“The region’s growth and development in the future will be produced through the private sector. We have encouraged the private sector to grow. We’ve encouraged all the participating businessmen, over 150, to invest more in the region, to open new jobs, to increase the GDP of the region, which has to be over 5 per cent if we want to join the EU,” PM Zaev told the press conference alongside the premiers of Albania, Bosnia and Herzegovina and Montenegro – Edi Rama, Denis Zvizdic and Dusko Markovic respectively.

In the past two days, he added, attempts have been made to consolidate, organize joint promotions while discussing the issues the business community is facing on daily basis.

“The Balkans can no longer be a powder keg. The Balkan countries and the whole of Southeastern Europe are the driving force of development. We need to work side by side with the EU and these initiatives are quite useful for the common good of the citizens and the business community,” said Zaev.

According to him, it would be a positive thing if these forums were to be extended with new participants, including Bulgaria and Greece.

Answering a journalist question, PM Zaev pledged to make efforts to facilitate transport communication – a requirement of the business community – in order to reduce border delays allowing better movement of people and goods.

Denis Zvizdic, Chairman of the Council of Ministers of Bosnia and Herzegovina, said the summit focused on issues on better use of natural resources of the countries in the region, increase in both domestic and foreign investments in a bid to solve the most important macroeconomic problem, namely job creation, especially for young people.

“Economic cooperation and regional connectivity should remain a priority of all national governments in the Western Balkans. We are aware of our responsibility. We should aim at integrating the countries in the region themselves, and as such, the integrated region will strive towards European integration. It’s the duty of our governments,” noted Zvizdic.

Montenegro’s Premier Dusko Markovic said it was concluded at the summit to resume the practice of direct talks and intensive meetings so as to boost confidence in each other.

“It is intended to meet our goal of improving the living standards of our citizens,” he stated adding that strong support had been extended to foreign investors because ‘without their money, experience and knowledge there is no growth of our economy.’

Albanian PM Edi Rama, when asked what he had told the leaders of the Albanian political parties in Macedonia with respect to the October 29 runoff, said the meeting ‘had nothing to do with the local elections.’

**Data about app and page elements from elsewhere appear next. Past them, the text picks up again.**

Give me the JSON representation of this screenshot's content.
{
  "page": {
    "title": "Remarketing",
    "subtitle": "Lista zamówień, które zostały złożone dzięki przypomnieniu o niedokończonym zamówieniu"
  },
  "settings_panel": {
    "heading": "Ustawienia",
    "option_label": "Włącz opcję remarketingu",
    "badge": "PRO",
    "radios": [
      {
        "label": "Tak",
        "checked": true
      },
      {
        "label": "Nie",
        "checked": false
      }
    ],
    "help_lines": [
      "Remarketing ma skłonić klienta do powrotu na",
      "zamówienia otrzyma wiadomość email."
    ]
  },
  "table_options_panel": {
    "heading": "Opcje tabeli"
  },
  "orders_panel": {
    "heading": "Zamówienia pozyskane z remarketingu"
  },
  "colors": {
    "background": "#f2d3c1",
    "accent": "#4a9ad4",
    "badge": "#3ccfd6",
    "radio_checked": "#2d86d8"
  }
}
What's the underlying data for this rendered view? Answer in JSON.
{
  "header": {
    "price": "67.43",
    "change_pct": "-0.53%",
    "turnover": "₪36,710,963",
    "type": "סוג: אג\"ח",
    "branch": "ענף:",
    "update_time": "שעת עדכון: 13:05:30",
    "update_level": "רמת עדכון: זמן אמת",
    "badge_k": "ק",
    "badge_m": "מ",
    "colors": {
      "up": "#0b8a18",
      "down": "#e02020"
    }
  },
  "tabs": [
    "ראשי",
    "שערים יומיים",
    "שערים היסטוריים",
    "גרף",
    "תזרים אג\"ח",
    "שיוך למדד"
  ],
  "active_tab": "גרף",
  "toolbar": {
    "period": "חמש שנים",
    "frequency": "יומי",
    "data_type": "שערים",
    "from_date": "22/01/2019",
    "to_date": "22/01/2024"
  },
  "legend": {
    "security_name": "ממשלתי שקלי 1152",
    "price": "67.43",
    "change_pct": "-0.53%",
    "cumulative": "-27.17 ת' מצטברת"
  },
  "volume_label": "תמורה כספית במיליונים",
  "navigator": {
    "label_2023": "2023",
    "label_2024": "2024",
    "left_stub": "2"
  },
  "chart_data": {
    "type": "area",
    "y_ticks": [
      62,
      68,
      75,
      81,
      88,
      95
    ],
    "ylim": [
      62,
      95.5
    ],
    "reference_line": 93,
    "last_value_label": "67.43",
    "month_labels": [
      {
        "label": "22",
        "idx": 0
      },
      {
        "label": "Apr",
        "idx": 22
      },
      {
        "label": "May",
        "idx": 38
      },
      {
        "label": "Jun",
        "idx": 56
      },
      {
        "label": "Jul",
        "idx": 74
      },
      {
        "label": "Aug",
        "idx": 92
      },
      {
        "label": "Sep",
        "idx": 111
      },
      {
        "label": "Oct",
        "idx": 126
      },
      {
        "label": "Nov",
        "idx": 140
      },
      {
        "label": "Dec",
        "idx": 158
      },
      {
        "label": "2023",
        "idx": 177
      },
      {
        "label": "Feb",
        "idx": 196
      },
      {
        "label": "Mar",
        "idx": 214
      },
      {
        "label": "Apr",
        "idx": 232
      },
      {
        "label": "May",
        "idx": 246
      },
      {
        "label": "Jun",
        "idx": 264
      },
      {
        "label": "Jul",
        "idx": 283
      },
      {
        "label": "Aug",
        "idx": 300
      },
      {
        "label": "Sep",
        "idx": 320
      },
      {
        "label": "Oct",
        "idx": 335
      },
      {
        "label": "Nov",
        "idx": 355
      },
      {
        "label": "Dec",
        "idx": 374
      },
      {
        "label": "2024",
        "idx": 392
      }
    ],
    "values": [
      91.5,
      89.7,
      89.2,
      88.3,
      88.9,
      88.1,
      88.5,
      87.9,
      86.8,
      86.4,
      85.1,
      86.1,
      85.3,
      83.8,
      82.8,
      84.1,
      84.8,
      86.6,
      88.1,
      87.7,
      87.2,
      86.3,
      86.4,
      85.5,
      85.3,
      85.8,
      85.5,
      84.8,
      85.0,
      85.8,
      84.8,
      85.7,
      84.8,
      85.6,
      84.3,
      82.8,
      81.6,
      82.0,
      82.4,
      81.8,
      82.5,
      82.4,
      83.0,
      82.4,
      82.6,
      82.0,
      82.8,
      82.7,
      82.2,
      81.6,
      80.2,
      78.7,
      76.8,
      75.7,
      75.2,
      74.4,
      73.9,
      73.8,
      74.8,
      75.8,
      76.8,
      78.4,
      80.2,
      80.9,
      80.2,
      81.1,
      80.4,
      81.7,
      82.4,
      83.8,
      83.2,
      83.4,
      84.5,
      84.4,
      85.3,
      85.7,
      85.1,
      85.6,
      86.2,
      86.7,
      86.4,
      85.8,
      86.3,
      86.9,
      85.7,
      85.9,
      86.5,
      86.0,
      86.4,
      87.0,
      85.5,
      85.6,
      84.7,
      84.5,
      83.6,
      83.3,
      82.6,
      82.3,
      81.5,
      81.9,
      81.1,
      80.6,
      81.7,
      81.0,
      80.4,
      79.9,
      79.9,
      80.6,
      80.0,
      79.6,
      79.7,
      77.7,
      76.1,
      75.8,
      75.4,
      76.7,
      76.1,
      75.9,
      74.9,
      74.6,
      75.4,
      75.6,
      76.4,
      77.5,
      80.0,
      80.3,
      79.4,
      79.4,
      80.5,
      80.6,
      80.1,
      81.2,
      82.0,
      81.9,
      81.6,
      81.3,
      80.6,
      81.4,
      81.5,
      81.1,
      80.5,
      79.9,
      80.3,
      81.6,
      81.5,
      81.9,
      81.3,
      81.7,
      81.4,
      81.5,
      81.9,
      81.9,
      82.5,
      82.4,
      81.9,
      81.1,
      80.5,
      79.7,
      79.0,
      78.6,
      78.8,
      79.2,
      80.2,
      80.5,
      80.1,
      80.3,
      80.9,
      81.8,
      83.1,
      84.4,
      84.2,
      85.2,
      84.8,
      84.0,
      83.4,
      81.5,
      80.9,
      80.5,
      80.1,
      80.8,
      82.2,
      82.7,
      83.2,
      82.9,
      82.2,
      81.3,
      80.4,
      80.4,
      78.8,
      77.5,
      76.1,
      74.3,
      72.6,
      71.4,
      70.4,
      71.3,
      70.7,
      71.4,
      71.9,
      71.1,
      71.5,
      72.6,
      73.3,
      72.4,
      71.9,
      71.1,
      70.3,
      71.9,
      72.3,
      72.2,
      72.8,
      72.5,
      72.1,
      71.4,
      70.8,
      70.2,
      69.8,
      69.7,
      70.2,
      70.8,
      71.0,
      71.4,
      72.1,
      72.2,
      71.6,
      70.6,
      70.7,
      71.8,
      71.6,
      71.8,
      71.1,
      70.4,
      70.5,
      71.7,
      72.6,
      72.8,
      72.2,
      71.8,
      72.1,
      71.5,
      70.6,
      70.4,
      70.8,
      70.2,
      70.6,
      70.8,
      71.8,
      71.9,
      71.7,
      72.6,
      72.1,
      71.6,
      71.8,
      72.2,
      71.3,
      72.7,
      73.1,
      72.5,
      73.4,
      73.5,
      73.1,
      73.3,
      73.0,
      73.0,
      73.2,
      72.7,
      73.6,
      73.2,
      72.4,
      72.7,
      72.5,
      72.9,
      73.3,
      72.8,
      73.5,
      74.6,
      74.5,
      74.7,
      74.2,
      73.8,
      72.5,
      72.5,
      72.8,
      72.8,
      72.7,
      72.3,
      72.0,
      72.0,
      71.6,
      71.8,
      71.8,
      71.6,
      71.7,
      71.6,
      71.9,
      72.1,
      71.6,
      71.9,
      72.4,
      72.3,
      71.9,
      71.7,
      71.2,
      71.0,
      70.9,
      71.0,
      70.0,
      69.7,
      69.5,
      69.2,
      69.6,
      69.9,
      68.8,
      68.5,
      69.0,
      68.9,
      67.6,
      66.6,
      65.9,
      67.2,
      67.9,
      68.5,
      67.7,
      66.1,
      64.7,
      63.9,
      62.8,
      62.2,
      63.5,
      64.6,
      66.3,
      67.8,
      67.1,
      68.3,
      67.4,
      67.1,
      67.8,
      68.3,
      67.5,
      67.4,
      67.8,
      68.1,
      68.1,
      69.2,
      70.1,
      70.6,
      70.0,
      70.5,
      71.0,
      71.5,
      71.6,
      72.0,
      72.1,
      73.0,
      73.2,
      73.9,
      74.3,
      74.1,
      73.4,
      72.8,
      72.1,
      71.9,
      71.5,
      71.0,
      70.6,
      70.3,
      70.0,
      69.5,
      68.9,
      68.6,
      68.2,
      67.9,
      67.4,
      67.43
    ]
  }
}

“The meeting had nothing to do with the elections. Elections were held here, it’s the job of the parties in Macedonia. Albania and myself have nothing to do with them. Elections are organized in Macedonia, our neighbor and friend,” stressed Rama.

The Summit 100 brought together over 150 business leaders from Slovenia, Croatia, Macedonia, Montenegro, BiH, Albania, Serbia and Kosovo to discuss connectivity between the countries in the region in all spheres. A memorandum of mutual understanding and cooperation between was signed by the Regional platform Summit100 and the Western Balkans Chambers Investment Forum (WB6 CIF).